Here I can drink on the street any day of the week. It’s usually sunny, ever bar has a terrace, and you can take your drink up the street and sit down on the pavement in the sun and nobody will say boo.

Every weekend would put our St. Patrick’s tolerance of street revelry at home to shame.

Trying to describe what we do at home is fairly hollow compared to what people have experienced here in the realm of festivals. My forthcoming novella under the name JD Martin’s, One Night in Pamplona will give you a hint of the mayhem…

But then I haven’t been home in a decade for the day.

And certainly won’t be wearing green.

I don’t actually have any green clothes – bar my hiking/hunting gear.

I don’t like soccer, or rugby or GAA, so I have never worn a football shirt in my life. And I don’t intend to start now.

To be honest, I’d feel like a bit of a tool if I put something on just for the day.

I’m not sure why, but I don’t go out of my way to meet up with my fellow ex-pats outside of Ireland. I mix with the locals, and other blow-ins. Hanging out with Paddies just because they’re Paddies was never my bag, baby.

I’d probably have to watch football, then.

This doesn’t mean I’m not attached to my own land. I am. I love the island. I feel more at home with my feet in the soft peat of a heather bog than on the sharp stony soil growing lavender and thyme and a thousand thorny bushes here. And when I’m home, that’s where I take myself. Up the hill, as we say.

But I always remember the words of a character in a New Zealand film called Once Were Warriors.

A pretty impacting flick. I recommend it.

The older brother asks his younger brother if he wants to get the traditional tattoo on his face (ala Mike Tyson) and the kid shakes his head and smiles, says, “I wear my colours on the inside.”

He was no less Maori for not getting painted. He was probably more so than his brother, since he’d learned traditional warrior arts and methods.

That film made me think a lot – I wrote a poem about one aspect back in the day, and have pasted it in below (it’s from my formal rhyming period of poetry writing).

So enjoy the day, as I will: another day in a life of being Irish, of having cups of tea and whiskey and worrying about the immersion (thank goodness we don’t have that here!) and thinking of the next time I’ll be up the hill. And writing.

Which reminds me – I’ll be on http://thecelticroseblog.blogspot.com/ tomorrow evening  6 Irish time/10am Pacific time…. with a little blurb of Five Days on Ballyboy Beach – if you’re looking to transport yourself to the old country for a while…

 

Once Were What?

 

The people of a now downtrodden race,

However they live under western ways,

Can remember the glory of past days;

They have their ancestors to give them grace.

 

But here, our warriors have long since past;

Forgotten graves under tides of good times;

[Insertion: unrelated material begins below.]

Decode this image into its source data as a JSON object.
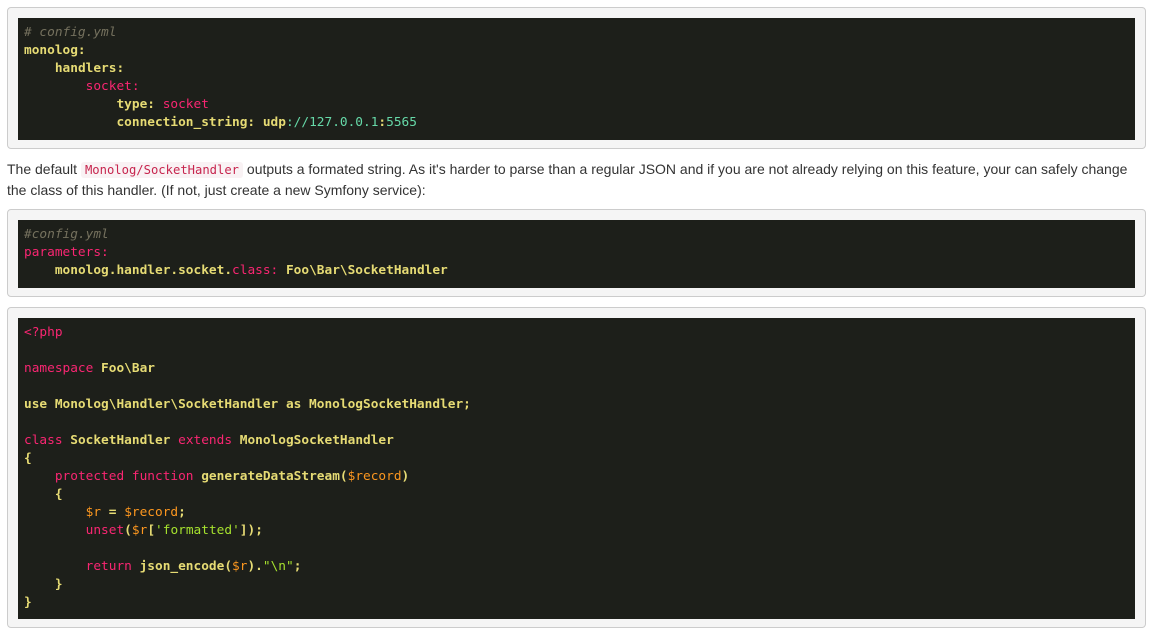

Yet oft’ the bell tolls, when we think it chimes:

Do we realise what we’ve lost at last?

 

On whose shoulders do I stand upon then?

No others’ colours can I wear inside;

I must paint my own image of those who died,

Must live in me, maybe, they were proud men.